Super Bowl QSR ads don't always lead to meaningful traffic gains
While many chains turned to promotions instead, additional tools are needed to understand the full impact of these marketing efforts.
Burger King’s mysterious Super Bowl teaser likely raised many eyebrows, but its game day ad featuring Andy Warhol eating a Whopper likely confused those who didn't participate in its promotion. Last week, customers who ordered Burger King through DoorDash using a special code received a free "mystery box" from the burger chain that contained a wig, an old Burger King wrapper, empty ketchup bottle and coupon for a free Whopper and delivery via DoorDash. The point of the bundle was to let customers "eat like Andy" while watching the ad, but will this move boost foot traffic for the chain?
"Super Bowl ads are more of a brand awareness play," Cuebiq founder and CEO Antonio Tomarchio told Restaurant Dive.
Cuebiq, which analyzed footfall data 21 days before and 21 days after Super Bowl LII found that Wendy’s foot traffic jumped 3.3% after running an ad last year, while Jack in the Box's traffic increased only 0.5% after running its ad.
Not many QSR brands took part in a Super Bowl ad campaign this year. While Pizza Hut sponsored the NFL and McDonald's ran a bacon-oriented ad right during the pre-game, neither actually ran ads during the big game. Restaurant chains may not see as much value in the investment, Tomarchio said.
"Footfall traffic can be generated by Super Bowl ads, but not enough for immediate footfall gains," he said.
Many brands have instead doubled-down on game day promotions to get people in the door before, during and after the big game. Chains also have been using the promotions to highlight their delivery partnerships. With 14 million people expected to call out sick on the Monday after the Super Bowl, BJ's Restaurant partnered with DoorDash to offer free delivery and a free Chocolate Chunk Pizooki to people skipping work. Jack in the Box also is offering a Super Jack'd Monday box via DoorDash with tacos, curly fries, chicken nuggets and egg rolls on Monday only.

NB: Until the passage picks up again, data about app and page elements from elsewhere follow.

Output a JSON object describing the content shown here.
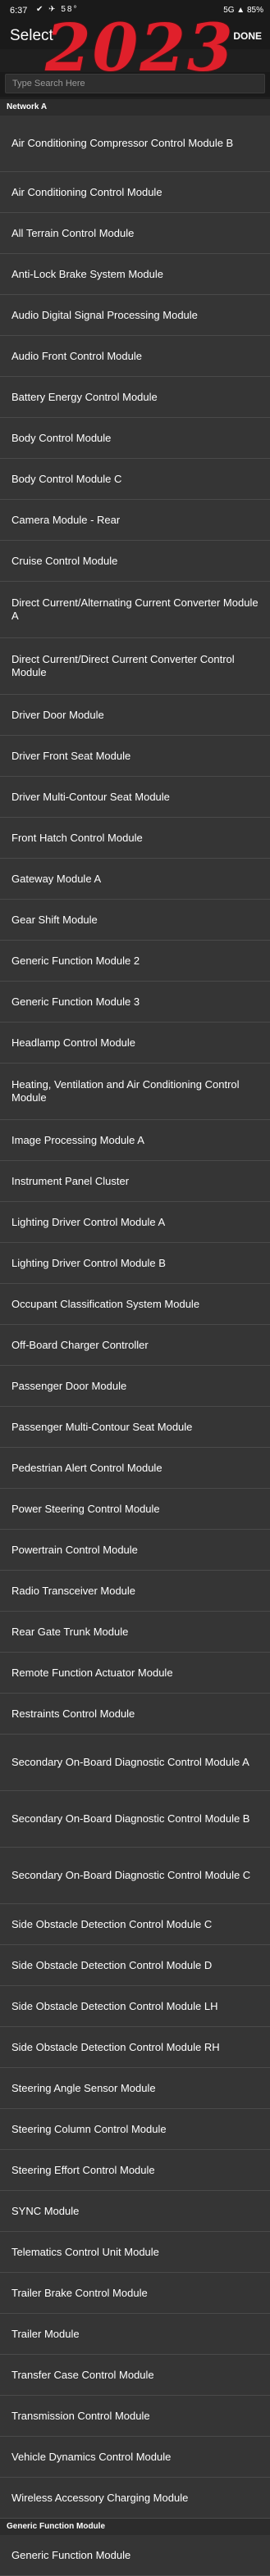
{
  "status_bar": {
    "time": "6:37",
    "icons_left": "✔ ✈ 58°",
    "right": "5G ▲ 85%"
  },
  "header": {
    "title": "Select",
    "done_label": "DONE",
    "overlay_year": "2023"
  },
  "search": {
    "placeholder": "Type Search Here"
  },
  "sections": [
    {
      "title": "Network A",
      "items": [
        "Air Conditioning Compressor Control Module B",
        "Air Conditioning Control Module",
        "All Terrain Control Module",
        "Anti-Lock Brake System Module",
        "Audio Digital Signal Processing Module",
        "Audio Front Control Module",
        "Battery Energy Control Module",
        "Body Control Module",
        "Body Control Module C",
        "Camera Module - Rear",
        "Cruise Control Module",
        "Direct Current/Alternating Current Converter Module A",
        "Direct Current/Direct Current Converter Control Module",
        "Driver Door Module",
        "Driver Front Seat Module",
        "Driver Multi-Contour Seat Module",
        "Front Hatch Control Module",
        "Gateway Module A",
        "Gear Shift Module",
        "Generic Function Module 2",
        "Generic Function Module 3",
        "Headlamp Control Module",
        "Heating, Ventilation and Air Conditioning Control Module",
        "Image Processing Module A",
        "Instrument Panel Cluster",
        "Lighting Driver Control Module A",
        "Lighting Driver Control Module B",
        "Occupant Classification System Module",
        "Off-Board Charger Controller",
        "Passenger Door Module",
        "Passenger Multi-Contour Seat Module",
        "Pedestrian Alert Control Module",
        "Power Steering Control Module",
        "Powertrain Control Module",
        "Radio Transceiver Module",
        "Rear Gate Trunk Module",
        "Remote Function Actuator Module",
        "Restraints Control Module",
        "Secondary On-Board Diagnostic Control Module A",
        "Secondary On-Board Diagnostic Control Module B",
        "Secondary On-Board Diagnostic Control Module C",
        "Side Obstacle Detection Control Module C",
        "Side Obstacle Detection Control Module D",
        "Side Obstacle Detection Control Module LH",
        "Side Obstacle Detection Control Module RH",
        "Steering Angle Sensor Module",
        "Steering Column Control Module",
        "Steering Effort Control Module",
        "SYNC Module",
        "Telematics Control Unit Module",
        "Trailer Brake Control Module",
        "Trailer Module",
        "Transfer Case Control Module",
        "Transmission Control Module",
        "Vehicle Dynamics Control Module",
        "Wireless Accessory Charging Module"
      ]
    },
    {
      "title": "Generic Function Module",
      "items": [
        "Generic Function Module"
      ]
    }
  ]
}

"Footfall traffic can be generated by Superbowl ads, but not enough for immediate footfall gains."
Founder and CEO, Cuebiq
Promotions in general are more impactful to consumers because they create more of an immediate value for consumers, Tomarchio said, whereas a brand awareness campaign might have more long-term effects to get consumers in the door at a later date.

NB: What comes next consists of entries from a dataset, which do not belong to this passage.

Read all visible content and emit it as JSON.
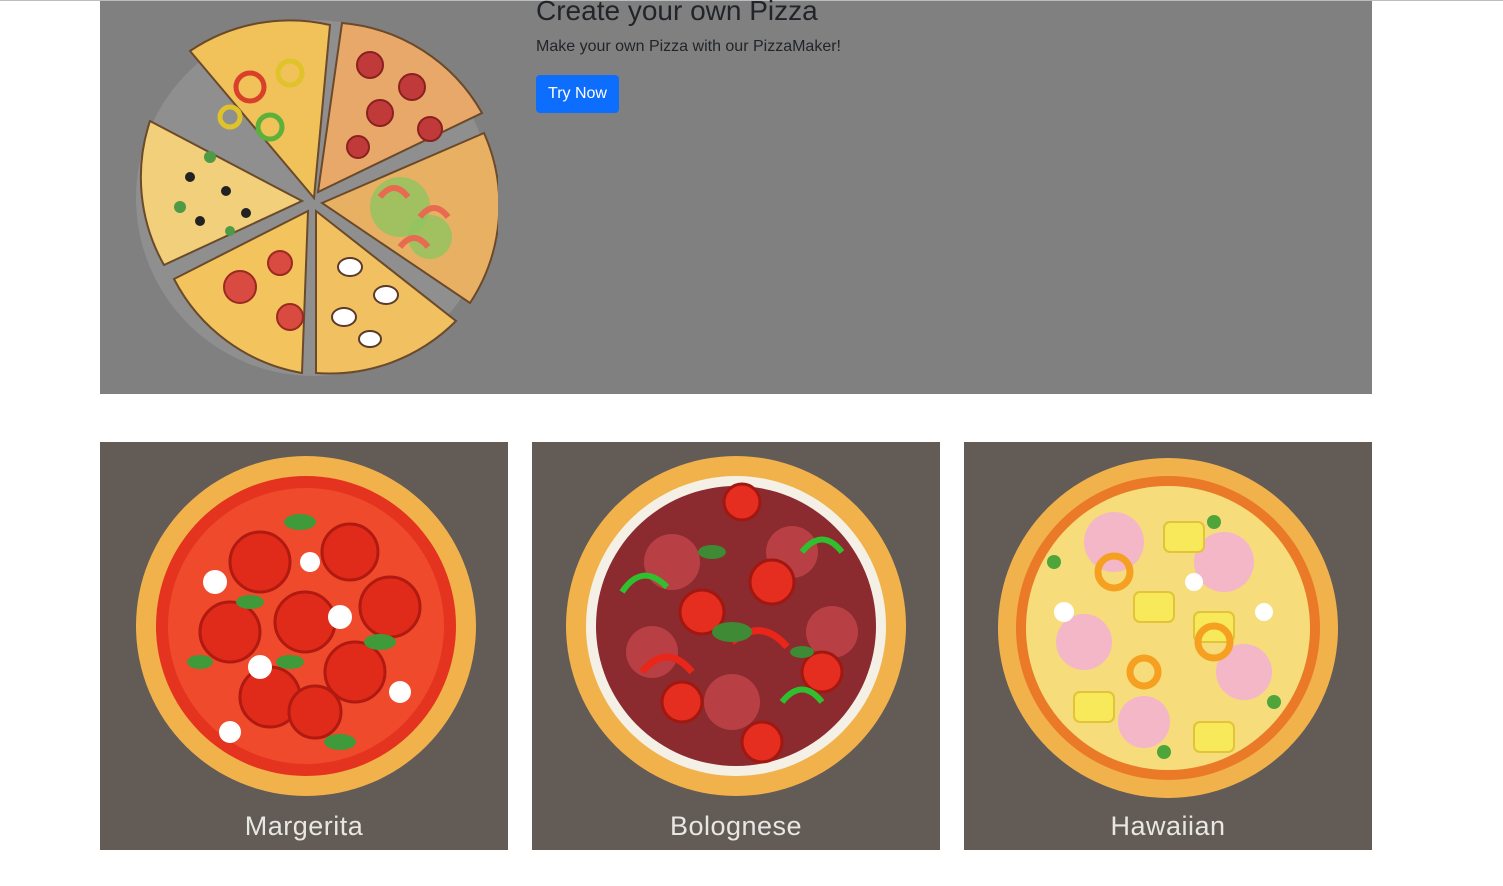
{
  "hero": {
    "title": "Create your own Pizza",
    "subtitle": "Make your own Pizza with our PizzaMaker!",
    "button_label": "Try Now",
    "background_color": "#808080",
    "button_color": "#0d6efd"
  },
  "pizzas": [
    {
      "label": "Margerita",
      "icon": "margherita-pizza-icon"
    },
    {
      "label": "Bolognese",
      "icon": "bolognese-pizza-icon"
    },
    {
      "label": "Hawaiian",
      "icon": "hawaiian-pizza-icon"
    }
  ],
  "colors": {
    "card_background": "#625b56",
    "crust": "#f2b24b",
    "sauce": "#e4331f"
  }
}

But measuring the success of these campaigns in the long-term can be difficult.
QSR brands should be using all the potential tools at their disposal to better understand the long-term impact of marketing initiatives, such as Super Bowl ads, Tomarchio said. One way of doing so is using location data.

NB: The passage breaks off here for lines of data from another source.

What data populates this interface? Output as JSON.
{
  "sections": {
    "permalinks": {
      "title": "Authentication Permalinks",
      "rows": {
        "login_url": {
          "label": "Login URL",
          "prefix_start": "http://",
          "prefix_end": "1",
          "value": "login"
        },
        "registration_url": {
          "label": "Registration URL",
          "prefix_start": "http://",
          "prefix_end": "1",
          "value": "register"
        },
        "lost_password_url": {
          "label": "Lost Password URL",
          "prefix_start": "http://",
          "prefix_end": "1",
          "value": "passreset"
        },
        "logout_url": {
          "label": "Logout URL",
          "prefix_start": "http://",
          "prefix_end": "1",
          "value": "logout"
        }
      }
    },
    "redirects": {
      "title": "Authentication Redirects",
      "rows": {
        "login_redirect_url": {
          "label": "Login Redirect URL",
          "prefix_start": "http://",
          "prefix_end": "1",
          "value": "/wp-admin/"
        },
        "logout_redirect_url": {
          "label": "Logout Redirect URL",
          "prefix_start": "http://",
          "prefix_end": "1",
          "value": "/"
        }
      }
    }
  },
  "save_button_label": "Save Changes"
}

These tools can help stores understand how well marketing campaigns drive footfall traffic and brand loyalty, how they are doing compared to competitors and other pertinent information, he said.
He said QSRs could really benefit from the various opportunities that location data can provide, especially given common consumer behavior at fast food restaurants. It can help monitor where customers go before they visit a QSR chain, such as the movies, and how many times they might visit another competitor each month.
Burger King has already been using location data. During a marketing campaign last year, it used geofencing and gave customers one-cent Whoppers if they ordered from its BK App within 600 feet of a McDonald’s.
Tomarchio said QSRs are ideally positioned to be pioneers in location data insights.
"It's an environment where first-party data is not very rich so having these tools is very imperative," he said.
Follow Julie Littman on Twitter